Washington—One of the strangest lead sentences I have ever encountered appeared in Politico last week. It read: "John Kerry has been the most aggressive advocate of climate change legislation in the Senate this year—so aggressive that it's rubbed some of his colleagues the wrong way."
The story went on to say that Kerry's "zeal" is "making some swing-vote Democrats cringe at the thought of negotiating with someone they fear is tone-deaf to the political realities of their respective states—particularly in a difficult midterm elections year."
So there you have it: Once criticized for being too aloof and patrician, Kerry is now being assailed for daring to have passion for the cause of reducing the amount of carbon we are pumping into the atmosphere.
Note that none of this is about the legislative merits. Kerry is being criticized for caring too much about an issue and not thinking enough about an election—for being insufficiently opportunistic and unprincipled.
And Democrats wonder why the polls find an "enthusiasm gap" that suggests their supporters will sit around grumpily in November while Republicans flood the polling places.
It might help if voters saw President Obama and his party in Congress fighting for something going into these elections (including their record on health care and financial reform) rather than reacting, retrenching and retreating. Kerry's attitude is not the problem. It's part of the solution.

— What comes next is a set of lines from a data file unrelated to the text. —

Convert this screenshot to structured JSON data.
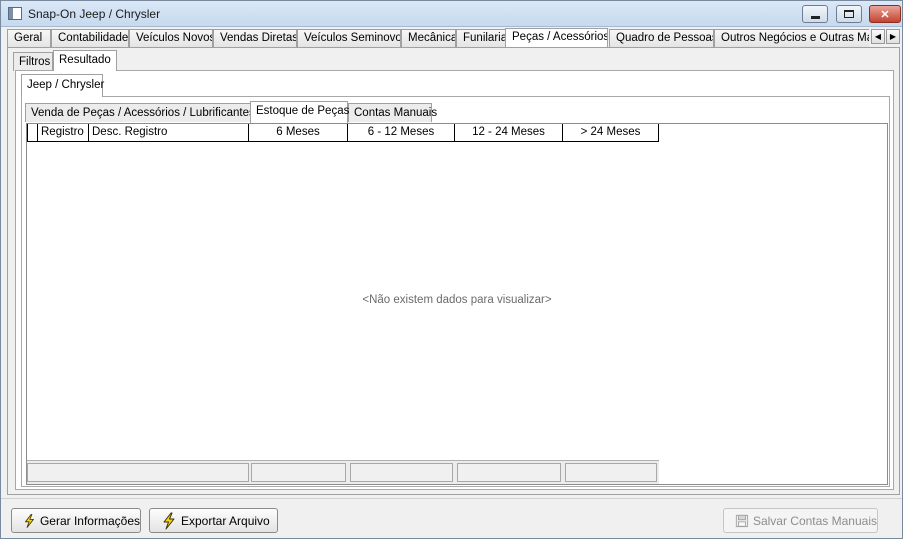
{
  "window": {
    "title": "Snap-On Jeep / Chrysler"
  },
  "main_tabs": [
    "Geral",
    "Contabilidade",
    "Veículos Novos",
    "Vendas Diretas",
    "Veículos Seminovos",
    "Mecânica",
    "Funilaria",
    "Peças / Acessórios",
    "Quadro de Pessoas",
    "Outros Negócios e Outras Marcas"
  ],
  "active_main_tab": "Peças / Acessórios",
  "view_tabs": [
    "Filtros",
    "Resultado"
  ],
  "active_view_tab": "Resultado",
  "brand_tab": "Jeep / Chrysler",
  "section_tabs": [
    "Venda de Peças / Acessórios / Lubrificantes",
    "Estoque de Peças",
    "Contas Manuais"
  ],
  "active_section_tab": "Estoque de Peças",
  "grid": {
    "columns": [
      "Registro",
      "Desc. Registro",
      "6 Meses",
      "6 - 12 Meses",
      "12 - 24 Meses",
      "> 24 Meses"
    ],
    "empty_message": "<Não existem dados para visualizar>"
  },
  "buttons": {
    "generate": "Gerar Informações",
    "export": "Exportar Arquivo",
    "save_manual": "Salvar Contas Manuais"
  },
  "icons": {
    "generate": "lightning-bolt-icon",
    "export": "lightning-bolt-icon",
    "save_manual": "save-icon"
  },
  "colors": {
    "bolt_fill": "#f3d417",
    "bolt_stroke": "#3a3000"
  }
}
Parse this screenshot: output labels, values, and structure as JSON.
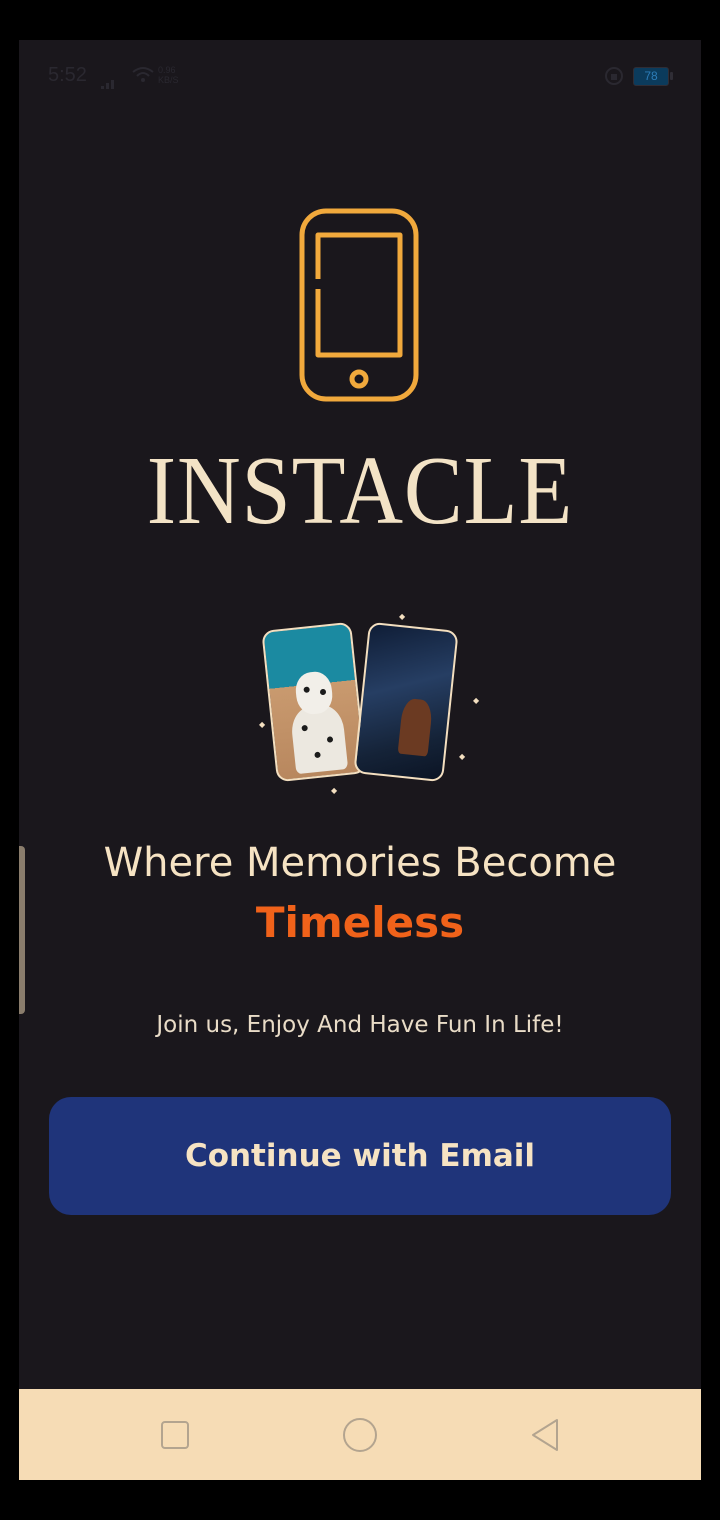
{
  "status_bar": {
    "time": "5:52",
    "net_speed_value": "0.96",
    "net_speed_unit": "KB/S",
    "battery": "78"
  },
  "brand": {
    "name": "INSTACLE",
    "logo_icon": "smartphone-icon",
    "logo_color": "#f1a93c"
  },
  "hero": {
    "headline": "Where Memories Become",
    "headline_accent": "Timeless",
    "accent_color": "#f0621a",
    "tagline": "Join us, Enjoy And Have Fun In Life!"
  },
  "cta": {
    "label": "Continue with Email",
    "color": "#1f347a"
  },
  "nav_bar": {
    "items": [
      "recents-square-icon",
      "home-circle-icon",
      "back-triangle-icon"
    ]
  }
}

Let's be clear: Yes, it is hard for politicians from coal states, or from states whose utilities use a lot of coal, to get enthusiastic about carbon caps. It's also true that many of the Democrats fighting for their political lives represent rather conservative states and districts. They hear most from voters who are talking—make that yelling—about big spending, big deficits, big government. Some of their constituents even think of Obama as the Manchurian candidate.
There's also this: If the unemployment rate were hovering around 5 percent instead of above 9 percent, and if Republicans were not intent on using the Senate to stop just about everything Democrats are trying to do, the public's mood about Washington and how it works would be less lethal.
In the face of these core problems, there is increasing grumbling among congressional Democrats about the Obama administration's habits. Some wonder if Obama is indifferent to their fate. Others sense that the president is far more solicitous to those who oppose him than to those who bleed for him. And many are questioning whether Obama's lieutenants have figured out that they have not been the messaging geniuses in the White House that they seemed to be in the 2008 campaign.
On the current course, even a Republican Party whose leaders say the most outlandish and extreme things—and whose own congressional rank and file worry about their lack of a coherent program—could take back the House and make deep inroads in the Senate.
Which brings us back to Kerry, who in an interview made no apologies for his eagerness to get an energy bill. What's striking is that he has negotiated with every industry and trade group imaginable to find a deal. If he's passionate about this, he's also been relentlessly practical.
And he notes that many businesses groups would prefer Congress to deal with the carbon question. "They see it coming from the EPA and regulation, and they would rather have us legislate," he said. Kerry's persistence is one reason why the Senate leadership and a White House with which he's been working closely are still trying to push an energy bill through.
Someone needs to find the same pugnacious spirit on a jobs bill. Yes, crucial assistance to states that are slashing programs and raising taxes has been blocked by Republican senators—including Olympia Snowe and Susan Collins of Maine. Both prize their moderate images, but neither has been willing to break with the GOP leadership.
But either Obama and the Democrats really believe that giving the economy another shot in the arm now is essential, or they don't. If they put no punch behind their argument, voters will have no idea that some state cutbacks or tax hikes they are worried about could be avoided if Congress were willing to act.
The Obama of 2008 understood how to define the stakes and how to rouse the faithful with both reason and passion. What happened to that guy?
E.J. Dionne's e-mail address is ejdionne(at)washpost.com.
E.J. Dionne, Jr. is the author of the recently published Souled Out: Reclaiming Faith and Politics After the Religious Right. He is a Washington Post columnist, a senior fellow at the Brookings Institution, and a professor at Georgetown University.
(c) 2009, Washington Post Writers Groupp